Take alcohol abuse. This is a worldwide problem, except in countries that prohibit the consumption of alcohol and strictly enforce their no-nonsense rules with hangings, cutting off of hands and limbs and other crude methods of keeping their social laws in place. In our communities, to many, it is a scourge, and to others, it is a blessing in disguise.

Whichever the case, our laws don’t seem to reflect reality in this department. It seems the more we try to enforce our own by-laws, the more they seem to be unenforceable or unpopular. It would make more sense if the drinking were allowed as with the rest of the province and get those who break the other laws, and this would probably filter out the “good and well-behaved imbibers” from the rest of the riffraff.

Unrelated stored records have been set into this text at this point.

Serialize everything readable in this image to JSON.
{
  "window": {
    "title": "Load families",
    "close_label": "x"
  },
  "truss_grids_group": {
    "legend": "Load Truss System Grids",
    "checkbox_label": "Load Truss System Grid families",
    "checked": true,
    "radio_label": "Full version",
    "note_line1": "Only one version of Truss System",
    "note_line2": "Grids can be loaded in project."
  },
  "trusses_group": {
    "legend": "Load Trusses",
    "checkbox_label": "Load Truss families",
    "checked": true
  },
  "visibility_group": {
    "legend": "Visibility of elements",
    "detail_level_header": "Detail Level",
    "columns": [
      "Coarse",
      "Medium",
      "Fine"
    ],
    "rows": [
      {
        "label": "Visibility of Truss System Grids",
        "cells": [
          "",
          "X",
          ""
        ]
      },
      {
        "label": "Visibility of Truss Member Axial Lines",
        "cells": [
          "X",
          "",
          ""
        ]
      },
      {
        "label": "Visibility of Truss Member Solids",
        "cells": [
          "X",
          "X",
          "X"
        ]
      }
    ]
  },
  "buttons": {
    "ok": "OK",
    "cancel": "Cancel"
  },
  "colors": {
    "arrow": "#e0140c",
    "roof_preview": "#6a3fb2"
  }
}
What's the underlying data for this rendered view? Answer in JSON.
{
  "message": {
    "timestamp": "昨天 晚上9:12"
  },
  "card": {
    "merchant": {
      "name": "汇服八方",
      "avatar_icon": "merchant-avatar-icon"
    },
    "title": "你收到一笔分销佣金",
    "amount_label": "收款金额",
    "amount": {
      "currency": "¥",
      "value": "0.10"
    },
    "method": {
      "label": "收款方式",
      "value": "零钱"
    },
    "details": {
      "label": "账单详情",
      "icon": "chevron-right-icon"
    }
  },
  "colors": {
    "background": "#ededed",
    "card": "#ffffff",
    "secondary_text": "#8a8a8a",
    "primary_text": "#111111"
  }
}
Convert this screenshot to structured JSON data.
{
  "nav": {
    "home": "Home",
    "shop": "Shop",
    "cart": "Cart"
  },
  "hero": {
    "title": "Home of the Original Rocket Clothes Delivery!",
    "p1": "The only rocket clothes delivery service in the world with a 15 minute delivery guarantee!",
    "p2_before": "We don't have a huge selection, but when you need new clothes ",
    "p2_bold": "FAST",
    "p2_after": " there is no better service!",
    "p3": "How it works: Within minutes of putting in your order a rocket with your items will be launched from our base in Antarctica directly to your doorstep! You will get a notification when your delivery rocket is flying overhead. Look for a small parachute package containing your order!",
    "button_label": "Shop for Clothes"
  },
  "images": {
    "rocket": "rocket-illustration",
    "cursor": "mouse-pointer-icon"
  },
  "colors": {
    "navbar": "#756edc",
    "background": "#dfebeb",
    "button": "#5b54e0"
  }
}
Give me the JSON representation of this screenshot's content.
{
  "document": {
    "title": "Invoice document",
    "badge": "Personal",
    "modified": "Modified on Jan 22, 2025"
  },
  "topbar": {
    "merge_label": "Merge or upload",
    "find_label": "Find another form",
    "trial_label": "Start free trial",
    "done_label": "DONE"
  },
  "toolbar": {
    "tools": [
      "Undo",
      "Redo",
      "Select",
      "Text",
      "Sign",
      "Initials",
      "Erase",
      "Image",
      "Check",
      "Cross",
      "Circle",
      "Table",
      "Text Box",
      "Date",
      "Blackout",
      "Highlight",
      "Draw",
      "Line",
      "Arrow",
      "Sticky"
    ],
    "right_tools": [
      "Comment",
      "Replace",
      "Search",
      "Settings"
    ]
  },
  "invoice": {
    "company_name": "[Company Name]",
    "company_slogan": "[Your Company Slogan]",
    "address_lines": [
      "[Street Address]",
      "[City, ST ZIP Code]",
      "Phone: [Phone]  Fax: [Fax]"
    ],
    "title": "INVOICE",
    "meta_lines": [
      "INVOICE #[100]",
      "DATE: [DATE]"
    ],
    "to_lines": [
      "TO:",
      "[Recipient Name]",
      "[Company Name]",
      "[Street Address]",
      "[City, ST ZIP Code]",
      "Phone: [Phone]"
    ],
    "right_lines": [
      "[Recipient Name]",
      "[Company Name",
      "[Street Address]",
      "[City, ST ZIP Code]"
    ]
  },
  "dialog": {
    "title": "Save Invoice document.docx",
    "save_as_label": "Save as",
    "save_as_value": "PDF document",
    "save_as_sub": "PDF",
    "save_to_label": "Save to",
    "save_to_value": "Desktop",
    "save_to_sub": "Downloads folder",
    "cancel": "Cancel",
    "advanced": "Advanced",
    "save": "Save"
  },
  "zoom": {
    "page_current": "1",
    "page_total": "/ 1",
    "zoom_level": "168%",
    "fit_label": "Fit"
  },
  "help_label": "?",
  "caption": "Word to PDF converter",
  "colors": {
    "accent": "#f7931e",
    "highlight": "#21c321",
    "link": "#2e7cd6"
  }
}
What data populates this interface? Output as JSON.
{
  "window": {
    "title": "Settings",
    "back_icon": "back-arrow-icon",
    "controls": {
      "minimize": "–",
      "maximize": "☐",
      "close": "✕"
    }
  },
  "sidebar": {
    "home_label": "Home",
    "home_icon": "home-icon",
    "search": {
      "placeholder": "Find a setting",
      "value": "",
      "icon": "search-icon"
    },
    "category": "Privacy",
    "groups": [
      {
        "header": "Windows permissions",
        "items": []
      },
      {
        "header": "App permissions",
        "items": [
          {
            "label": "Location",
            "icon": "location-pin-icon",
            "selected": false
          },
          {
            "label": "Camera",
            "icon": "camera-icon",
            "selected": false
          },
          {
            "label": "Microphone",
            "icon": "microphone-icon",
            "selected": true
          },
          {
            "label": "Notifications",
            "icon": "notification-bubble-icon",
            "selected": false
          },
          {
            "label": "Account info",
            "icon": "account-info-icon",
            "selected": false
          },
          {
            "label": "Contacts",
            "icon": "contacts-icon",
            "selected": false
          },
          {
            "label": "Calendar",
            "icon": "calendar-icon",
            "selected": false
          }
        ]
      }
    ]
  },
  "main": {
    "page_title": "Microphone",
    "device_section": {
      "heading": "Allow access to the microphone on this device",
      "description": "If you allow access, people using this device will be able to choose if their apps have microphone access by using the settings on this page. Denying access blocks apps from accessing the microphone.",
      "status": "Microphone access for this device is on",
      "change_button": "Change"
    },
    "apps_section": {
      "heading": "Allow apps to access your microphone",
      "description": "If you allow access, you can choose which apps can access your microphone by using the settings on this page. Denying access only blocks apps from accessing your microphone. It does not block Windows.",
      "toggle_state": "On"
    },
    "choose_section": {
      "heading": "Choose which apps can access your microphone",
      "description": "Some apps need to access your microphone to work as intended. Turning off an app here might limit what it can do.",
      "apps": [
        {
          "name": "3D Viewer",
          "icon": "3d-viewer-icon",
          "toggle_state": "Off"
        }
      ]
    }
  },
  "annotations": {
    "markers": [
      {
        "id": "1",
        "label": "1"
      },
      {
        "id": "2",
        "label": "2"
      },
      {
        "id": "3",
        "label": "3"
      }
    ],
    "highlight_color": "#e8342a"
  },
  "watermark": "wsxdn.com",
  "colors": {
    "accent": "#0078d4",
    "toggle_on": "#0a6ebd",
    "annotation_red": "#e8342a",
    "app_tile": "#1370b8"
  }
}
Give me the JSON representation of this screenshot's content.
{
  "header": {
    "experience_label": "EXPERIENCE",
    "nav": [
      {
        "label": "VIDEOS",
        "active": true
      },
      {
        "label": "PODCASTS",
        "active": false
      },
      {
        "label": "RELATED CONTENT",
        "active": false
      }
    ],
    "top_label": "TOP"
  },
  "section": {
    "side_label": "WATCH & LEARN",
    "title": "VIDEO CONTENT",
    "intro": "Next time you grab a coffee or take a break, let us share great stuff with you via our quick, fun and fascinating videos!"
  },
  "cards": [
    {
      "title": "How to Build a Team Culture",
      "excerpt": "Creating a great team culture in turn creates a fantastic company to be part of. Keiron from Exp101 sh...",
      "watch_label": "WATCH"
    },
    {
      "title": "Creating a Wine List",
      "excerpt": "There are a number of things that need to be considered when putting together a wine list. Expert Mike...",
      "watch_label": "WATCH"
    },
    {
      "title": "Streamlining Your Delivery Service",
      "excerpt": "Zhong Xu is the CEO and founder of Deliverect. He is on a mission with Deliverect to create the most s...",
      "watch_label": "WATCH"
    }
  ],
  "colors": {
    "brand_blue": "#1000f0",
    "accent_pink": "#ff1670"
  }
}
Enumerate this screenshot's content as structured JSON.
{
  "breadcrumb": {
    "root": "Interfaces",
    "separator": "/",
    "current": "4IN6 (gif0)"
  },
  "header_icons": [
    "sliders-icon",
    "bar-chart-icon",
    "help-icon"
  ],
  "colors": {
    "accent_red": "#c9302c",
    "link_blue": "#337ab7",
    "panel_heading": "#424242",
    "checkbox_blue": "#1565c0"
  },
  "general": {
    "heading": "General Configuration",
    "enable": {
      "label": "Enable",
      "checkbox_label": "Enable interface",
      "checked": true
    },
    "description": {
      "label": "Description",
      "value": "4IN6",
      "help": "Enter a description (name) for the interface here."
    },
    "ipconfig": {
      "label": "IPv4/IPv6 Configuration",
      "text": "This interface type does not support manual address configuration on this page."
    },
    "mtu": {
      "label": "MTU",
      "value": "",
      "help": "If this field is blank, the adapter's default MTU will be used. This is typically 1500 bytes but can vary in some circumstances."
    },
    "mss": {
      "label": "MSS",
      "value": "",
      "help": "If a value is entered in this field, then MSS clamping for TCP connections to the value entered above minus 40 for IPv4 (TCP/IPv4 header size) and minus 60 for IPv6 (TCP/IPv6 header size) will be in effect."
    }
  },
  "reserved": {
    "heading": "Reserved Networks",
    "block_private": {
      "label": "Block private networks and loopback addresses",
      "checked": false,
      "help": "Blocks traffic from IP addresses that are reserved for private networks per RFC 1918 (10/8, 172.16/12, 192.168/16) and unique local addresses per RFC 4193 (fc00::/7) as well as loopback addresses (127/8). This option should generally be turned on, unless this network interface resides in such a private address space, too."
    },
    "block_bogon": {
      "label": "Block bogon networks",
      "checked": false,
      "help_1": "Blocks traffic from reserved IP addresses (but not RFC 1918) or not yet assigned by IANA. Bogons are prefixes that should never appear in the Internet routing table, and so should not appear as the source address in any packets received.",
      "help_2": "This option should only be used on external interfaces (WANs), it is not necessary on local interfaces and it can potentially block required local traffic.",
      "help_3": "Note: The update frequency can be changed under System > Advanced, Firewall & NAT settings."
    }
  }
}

Racism seems to be another issue that raises its ugly head with intolerance to others who are not of particular family trees, colour, language, religion, location or age. What’s with all that? Isn’t racism more common than once thought? Haven’t old festering sores been cleansed during the 60s, 70s and up to today?
Not so. It seems that whenever we learn more about the world, themore we realize how well off we are in our own communities as compared to other First Nations and peoples around the world. Heck, most racist feelings towards us come not from pity or just plain hatred, but more of jealousy, the worst kind of racism.

I guess that having decent living quarters for families is a given. But families back in the day used to build their own humble homes and late rent payments were never heard of. What happened to the back yard carpenter? The law which is now enforceable through fines and other sanctions demand and require that homes be built by competent tradespeople, so that they can be built according to housing codes.

The problem, of course, was that back in the old days the laws didn’t take into account asbestos, fiberglass, lead and the sandblasting that are extremely toxic to the average working class Joe-Who-didn’t-know-better. So perhaps housing is better but still lacking in numbers. Care to share a room with everyone else, anymore?
Again, when our own laws are looked at closely, some may be socially archaic, dating back to days when our population was less than 10,000, when drinking always ended up with a spat leading to a fight, when a house had just the family and other families in one room, when racism was limited to just three races, white, Indian and Inuit.

Today, all these issues meld together to an overall blanket of insecurity and misdirected good intentions. I say change some laws to reflect our present needs and outlook of our communities. Change laws, change perspectives.